> DATASET RECORDS
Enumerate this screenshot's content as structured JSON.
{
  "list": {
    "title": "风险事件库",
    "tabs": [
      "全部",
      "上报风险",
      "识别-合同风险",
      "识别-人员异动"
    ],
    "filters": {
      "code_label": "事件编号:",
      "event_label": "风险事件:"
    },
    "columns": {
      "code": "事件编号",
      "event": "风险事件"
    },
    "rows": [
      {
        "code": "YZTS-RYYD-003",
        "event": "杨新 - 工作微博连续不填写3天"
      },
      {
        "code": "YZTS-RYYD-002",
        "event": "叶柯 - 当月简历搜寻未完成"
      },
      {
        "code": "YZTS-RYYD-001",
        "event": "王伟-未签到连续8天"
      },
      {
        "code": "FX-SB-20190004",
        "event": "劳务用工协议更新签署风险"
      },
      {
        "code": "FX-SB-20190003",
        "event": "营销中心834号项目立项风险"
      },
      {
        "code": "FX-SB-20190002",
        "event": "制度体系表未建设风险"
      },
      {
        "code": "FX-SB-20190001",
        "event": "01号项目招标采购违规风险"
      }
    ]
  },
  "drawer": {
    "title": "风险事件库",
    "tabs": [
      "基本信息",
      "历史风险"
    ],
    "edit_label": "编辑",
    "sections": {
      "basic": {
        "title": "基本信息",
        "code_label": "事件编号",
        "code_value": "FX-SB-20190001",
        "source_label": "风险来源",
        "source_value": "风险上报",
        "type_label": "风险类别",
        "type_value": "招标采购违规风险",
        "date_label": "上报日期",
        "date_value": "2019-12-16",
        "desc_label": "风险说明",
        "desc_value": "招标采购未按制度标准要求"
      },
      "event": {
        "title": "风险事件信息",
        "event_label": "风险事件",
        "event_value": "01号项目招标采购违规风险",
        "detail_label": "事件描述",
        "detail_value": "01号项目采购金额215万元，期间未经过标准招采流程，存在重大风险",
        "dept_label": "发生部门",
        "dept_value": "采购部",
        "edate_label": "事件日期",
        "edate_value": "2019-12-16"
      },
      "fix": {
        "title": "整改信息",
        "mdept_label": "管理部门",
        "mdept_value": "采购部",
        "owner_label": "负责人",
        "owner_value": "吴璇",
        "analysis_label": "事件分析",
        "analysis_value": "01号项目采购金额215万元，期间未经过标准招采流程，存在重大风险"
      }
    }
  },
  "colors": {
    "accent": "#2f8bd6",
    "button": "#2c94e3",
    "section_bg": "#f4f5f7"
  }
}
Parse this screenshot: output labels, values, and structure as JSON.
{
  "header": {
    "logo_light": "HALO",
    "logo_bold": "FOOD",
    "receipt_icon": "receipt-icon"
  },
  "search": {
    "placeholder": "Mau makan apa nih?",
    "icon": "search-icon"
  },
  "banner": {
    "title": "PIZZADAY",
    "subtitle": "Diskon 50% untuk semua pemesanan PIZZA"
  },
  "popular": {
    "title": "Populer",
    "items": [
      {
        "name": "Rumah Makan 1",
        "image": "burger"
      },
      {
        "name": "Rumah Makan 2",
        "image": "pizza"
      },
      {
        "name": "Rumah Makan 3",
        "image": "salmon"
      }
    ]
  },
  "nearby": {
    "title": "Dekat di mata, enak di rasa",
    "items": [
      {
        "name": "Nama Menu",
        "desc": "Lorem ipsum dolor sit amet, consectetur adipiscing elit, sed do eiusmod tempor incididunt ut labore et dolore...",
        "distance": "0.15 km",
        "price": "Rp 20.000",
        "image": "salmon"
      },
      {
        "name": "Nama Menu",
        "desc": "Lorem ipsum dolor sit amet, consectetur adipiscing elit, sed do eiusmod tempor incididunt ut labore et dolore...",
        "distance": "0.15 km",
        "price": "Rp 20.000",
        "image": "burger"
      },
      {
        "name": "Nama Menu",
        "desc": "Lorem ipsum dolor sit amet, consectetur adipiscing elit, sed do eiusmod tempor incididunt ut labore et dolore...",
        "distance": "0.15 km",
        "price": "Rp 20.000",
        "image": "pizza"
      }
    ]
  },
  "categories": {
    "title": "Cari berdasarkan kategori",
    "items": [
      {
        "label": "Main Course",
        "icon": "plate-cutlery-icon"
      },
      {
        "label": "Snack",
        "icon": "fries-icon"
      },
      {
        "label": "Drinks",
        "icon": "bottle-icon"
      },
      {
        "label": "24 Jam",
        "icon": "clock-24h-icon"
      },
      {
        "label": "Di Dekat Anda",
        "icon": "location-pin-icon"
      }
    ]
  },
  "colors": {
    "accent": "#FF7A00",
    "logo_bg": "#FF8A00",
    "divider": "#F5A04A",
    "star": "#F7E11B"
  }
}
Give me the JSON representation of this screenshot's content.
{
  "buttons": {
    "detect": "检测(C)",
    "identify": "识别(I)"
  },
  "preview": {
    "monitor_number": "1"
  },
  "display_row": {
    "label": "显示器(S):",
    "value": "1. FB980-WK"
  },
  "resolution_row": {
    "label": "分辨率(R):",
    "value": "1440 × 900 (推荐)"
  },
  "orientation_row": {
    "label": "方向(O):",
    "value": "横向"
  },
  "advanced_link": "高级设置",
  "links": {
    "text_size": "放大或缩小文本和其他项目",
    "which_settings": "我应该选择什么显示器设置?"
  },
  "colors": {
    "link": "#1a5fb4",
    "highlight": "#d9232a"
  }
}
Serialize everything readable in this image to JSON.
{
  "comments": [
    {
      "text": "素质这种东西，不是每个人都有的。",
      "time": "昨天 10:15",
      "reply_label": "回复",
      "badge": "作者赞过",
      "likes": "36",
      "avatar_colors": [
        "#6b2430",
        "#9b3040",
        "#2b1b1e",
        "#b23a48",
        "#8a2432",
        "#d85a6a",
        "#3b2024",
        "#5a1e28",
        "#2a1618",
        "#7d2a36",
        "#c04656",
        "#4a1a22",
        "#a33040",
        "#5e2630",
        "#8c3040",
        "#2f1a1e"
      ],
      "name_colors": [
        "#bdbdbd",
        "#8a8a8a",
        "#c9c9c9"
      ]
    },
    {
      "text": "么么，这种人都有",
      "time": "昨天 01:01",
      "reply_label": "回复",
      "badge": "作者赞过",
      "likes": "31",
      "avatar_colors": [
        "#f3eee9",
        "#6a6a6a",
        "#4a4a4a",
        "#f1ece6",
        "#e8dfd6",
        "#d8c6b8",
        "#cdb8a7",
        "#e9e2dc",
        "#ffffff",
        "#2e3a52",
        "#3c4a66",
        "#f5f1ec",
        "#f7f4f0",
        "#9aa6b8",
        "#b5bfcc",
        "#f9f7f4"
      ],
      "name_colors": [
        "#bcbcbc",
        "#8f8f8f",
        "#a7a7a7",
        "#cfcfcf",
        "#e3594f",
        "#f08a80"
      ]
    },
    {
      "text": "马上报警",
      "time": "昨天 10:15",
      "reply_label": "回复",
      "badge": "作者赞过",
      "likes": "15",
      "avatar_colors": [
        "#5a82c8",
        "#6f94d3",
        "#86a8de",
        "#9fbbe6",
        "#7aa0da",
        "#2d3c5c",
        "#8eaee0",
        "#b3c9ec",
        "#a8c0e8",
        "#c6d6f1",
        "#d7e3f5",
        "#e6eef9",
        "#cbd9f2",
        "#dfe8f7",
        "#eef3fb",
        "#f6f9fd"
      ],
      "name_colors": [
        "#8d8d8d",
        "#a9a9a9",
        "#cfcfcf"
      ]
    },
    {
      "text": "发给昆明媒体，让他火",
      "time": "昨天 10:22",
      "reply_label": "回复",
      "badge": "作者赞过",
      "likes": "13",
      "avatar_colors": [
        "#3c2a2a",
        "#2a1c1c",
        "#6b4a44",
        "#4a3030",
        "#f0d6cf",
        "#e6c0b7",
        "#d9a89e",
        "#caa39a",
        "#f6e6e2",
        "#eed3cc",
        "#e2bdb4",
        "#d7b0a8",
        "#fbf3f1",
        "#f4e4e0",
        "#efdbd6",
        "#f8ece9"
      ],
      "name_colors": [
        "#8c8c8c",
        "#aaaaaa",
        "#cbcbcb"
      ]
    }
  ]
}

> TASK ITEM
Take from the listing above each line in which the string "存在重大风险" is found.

> WORKED SOLUTION
        "detail_value": "01号项目采购金额215万元，期间未经过标准招采流程，存在重大风险",
        "analysis_value": "01号项目采购金额215万元，期间未经过标准招采流程，存在重大风险"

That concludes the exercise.